*Task requirements*:
Check each line of the material below for "reactions", then copy the ones that contain it.

┌──

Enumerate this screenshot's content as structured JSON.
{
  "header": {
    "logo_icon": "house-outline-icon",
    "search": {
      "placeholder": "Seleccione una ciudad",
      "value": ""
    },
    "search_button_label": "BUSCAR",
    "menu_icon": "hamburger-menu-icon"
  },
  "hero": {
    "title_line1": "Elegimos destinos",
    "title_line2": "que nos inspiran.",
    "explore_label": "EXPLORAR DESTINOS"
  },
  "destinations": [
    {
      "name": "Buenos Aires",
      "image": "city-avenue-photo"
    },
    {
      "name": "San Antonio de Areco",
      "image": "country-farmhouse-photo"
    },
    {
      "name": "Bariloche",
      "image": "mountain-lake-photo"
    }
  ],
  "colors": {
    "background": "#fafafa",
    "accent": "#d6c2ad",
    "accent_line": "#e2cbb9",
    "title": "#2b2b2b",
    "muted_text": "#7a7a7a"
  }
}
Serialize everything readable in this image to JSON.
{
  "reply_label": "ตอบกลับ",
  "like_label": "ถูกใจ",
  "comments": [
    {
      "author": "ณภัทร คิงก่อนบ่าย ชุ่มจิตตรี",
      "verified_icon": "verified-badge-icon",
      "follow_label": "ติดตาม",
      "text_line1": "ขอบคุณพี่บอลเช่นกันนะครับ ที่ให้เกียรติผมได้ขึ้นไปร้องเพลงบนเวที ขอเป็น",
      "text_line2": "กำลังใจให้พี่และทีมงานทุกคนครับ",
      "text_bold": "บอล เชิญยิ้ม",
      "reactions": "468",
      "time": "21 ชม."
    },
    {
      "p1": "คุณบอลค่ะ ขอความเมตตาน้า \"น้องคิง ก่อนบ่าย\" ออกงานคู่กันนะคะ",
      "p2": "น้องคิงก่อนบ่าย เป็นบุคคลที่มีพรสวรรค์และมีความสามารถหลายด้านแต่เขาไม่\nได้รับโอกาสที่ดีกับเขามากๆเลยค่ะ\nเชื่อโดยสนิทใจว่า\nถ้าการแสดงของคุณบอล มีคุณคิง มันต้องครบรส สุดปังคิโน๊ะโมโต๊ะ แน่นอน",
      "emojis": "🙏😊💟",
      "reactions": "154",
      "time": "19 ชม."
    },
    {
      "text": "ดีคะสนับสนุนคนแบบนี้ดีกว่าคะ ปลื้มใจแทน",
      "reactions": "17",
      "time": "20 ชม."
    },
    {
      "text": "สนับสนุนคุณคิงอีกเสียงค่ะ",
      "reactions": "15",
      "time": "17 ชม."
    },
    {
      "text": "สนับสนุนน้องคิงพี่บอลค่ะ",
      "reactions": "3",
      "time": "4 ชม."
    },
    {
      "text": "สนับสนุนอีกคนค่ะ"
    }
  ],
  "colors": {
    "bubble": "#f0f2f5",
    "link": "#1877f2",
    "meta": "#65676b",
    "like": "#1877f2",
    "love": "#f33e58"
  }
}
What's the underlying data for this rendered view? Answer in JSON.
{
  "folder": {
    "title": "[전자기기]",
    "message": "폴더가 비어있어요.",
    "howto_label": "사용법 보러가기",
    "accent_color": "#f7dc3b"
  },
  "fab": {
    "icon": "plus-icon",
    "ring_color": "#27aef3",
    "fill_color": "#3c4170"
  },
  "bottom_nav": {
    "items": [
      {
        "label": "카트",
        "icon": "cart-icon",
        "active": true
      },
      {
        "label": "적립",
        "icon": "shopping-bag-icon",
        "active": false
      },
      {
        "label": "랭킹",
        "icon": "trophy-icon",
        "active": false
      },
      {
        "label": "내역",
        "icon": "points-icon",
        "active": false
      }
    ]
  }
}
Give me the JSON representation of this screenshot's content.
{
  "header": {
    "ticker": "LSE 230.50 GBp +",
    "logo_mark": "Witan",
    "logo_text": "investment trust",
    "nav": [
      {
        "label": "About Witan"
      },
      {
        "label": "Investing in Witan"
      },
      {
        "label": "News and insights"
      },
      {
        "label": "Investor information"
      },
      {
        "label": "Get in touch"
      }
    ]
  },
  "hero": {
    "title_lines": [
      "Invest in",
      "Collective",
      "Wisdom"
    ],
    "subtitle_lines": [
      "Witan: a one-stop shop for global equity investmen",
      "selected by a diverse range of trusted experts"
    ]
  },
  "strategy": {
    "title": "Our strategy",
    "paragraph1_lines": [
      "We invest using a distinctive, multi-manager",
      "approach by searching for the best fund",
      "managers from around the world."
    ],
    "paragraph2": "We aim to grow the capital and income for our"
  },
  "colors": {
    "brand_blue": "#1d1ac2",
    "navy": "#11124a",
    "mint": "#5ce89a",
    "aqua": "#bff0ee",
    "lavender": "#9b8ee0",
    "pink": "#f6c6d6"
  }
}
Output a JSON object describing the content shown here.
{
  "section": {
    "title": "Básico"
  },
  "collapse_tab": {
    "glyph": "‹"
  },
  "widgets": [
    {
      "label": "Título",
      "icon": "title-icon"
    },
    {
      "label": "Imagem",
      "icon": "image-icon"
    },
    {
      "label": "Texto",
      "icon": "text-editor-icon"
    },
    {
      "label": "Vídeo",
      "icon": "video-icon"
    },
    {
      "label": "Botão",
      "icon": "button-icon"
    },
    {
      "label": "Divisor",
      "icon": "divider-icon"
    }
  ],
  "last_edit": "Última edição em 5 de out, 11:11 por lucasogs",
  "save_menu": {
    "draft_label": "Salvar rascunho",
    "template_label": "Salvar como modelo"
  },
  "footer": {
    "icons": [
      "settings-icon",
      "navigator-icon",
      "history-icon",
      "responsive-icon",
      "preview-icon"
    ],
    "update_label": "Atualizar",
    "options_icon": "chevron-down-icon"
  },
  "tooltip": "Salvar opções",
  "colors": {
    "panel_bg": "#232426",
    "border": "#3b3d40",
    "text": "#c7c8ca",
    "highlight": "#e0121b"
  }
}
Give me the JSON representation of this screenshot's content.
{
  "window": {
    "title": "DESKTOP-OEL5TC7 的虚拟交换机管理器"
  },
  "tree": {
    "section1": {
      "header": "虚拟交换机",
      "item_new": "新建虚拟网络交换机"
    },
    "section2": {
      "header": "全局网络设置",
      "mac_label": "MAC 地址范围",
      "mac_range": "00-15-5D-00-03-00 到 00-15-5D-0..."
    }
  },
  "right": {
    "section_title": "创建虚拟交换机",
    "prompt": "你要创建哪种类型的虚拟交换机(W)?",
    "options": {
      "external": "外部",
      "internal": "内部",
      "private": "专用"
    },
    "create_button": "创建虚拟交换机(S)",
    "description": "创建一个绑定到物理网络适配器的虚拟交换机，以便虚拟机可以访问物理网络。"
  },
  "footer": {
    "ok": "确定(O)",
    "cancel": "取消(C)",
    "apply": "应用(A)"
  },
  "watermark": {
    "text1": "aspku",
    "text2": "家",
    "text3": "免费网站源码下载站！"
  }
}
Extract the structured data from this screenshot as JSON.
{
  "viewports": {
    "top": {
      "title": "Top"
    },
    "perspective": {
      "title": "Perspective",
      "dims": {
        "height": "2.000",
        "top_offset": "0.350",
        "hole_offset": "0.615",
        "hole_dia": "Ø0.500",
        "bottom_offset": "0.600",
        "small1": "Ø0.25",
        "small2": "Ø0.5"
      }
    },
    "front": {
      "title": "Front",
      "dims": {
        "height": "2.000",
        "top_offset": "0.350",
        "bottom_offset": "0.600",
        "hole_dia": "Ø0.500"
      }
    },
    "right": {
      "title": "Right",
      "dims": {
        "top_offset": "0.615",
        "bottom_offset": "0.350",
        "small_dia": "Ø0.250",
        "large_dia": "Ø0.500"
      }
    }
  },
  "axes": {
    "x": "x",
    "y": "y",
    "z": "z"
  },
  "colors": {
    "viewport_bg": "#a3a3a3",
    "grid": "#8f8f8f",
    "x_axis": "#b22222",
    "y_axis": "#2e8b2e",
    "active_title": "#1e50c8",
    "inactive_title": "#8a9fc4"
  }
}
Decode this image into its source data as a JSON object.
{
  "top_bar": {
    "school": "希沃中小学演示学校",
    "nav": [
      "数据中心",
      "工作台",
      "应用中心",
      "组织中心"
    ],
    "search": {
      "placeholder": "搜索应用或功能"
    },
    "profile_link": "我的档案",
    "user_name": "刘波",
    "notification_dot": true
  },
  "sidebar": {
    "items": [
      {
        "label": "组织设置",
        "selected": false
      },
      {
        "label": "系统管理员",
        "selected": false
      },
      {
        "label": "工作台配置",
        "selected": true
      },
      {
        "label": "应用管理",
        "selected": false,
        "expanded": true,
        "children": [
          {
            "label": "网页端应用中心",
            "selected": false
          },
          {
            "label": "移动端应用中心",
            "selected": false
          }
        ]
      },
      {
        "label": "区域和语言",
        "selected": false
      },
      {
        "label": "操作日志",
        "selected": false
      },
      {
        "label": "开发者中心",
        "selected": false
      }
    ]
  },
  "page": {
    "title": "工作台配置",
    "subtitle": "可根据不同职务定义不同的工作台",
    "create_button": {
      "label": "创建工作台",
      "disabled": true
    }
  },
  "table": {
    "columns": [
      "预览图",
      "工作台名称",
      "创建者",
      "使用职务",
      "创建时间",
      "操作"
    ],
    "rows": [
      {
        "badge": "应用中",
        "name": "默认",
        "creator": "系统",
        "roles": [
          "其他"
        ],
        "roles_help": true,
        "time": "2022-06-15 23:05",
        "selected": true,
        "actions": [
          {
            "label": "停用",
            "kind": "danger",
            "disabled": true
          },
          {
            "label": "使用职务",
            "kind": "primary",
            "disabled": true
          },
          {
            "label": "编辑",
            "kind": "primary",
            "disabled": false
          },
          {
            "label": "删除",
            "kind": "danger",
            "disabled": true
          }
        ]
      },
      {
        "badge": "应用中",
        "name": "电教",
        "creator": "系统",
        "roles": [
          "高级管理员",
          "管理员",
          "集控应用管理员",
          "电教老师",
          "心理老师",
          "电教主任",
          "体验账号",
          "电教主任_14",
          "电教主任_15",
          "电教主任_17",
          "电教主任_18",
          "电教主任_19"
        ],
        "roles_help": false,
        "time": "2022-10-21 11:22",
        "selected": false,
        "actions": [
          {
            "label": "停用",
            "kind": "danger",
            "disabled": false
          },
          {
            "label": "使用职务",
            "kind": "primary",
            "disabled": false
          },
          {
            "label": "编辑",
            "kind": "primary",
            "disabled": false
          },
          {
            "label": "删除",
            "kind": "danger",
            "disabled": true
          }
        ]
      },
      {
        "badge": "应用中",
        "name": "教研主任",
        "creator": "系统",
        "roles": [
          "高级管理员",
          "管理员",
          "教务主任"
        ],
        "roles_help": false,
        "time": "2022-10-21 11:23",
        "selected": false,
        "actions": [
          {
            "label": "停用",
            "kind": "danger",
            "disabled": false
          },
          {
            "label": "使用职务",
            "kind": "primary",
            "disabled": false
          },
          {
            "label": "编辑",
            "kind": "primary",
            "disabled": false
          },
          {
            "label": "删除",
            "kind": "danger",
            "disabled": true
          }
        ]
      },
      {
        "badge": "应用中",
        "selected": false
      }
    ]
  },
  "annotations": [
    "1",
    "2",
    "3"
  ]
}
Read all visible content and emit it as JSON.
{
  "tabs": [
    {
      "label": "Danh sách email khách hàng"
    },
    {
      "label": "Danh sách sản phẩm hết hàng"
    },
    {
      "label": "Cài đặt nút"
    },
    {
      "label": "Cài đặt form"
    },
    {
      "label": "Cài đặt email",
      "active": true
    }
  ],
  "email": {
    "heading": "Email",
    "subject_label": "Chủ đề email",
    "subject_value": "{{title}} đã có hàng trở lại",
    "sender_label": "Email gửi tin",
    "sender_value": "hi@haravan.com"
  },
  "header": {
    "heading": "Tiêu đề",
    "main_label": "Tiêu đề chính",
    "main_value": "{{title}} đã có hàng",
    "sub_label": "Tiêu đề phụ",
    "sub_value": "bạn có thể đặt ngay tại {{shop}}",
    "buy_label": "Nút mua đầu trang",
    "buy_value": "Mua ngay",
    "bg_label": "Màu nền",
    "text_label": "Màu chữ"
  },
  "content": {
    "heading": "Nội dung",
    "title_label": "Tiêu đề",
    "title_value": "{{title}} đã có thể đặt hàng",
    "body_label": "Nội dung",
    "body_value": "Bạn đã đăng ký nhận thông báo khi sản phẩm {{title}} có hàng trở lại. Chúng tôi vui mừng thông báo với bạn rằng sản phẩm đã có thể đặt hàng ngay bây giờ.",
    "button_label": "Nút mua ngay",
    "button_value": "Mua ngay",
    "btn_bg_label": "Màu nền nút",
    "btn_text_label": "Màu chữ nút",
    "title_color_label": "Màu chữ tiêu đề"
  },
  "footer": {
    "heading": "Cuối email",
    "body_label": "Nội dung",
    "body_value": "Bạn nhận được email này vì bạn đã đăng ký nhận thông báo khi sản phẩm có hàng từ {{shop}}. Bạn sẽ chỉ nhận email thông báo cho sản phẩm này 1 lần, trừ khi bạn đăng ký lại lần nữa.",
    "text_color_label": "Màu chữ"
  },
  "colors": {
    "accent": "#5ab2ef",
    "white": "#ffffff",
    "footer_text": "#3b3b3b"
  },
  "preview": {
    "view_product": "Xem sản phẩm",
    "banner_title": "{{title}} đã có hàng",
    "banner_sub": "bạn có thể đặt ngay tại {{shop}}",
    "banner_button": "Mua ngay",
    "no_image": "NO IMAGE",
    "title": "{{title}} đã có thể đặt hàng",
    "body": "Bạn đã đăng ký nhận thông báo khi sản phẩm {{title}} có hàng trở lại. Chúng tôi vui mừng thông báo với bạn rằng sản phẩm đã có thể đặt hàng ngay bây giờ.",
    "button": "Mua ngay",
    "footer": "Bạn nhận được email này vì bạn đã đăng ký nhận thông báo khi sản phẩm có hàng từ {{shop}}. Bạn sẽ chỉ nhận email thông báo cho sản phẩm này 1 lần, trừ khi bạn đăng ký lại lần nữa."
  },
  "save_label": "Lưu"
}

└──

*Task response*:
      "reactions": "468",
      "reactions": "154",
      "reactions": "17",
      "reactions": "15",
      "reactions": "3",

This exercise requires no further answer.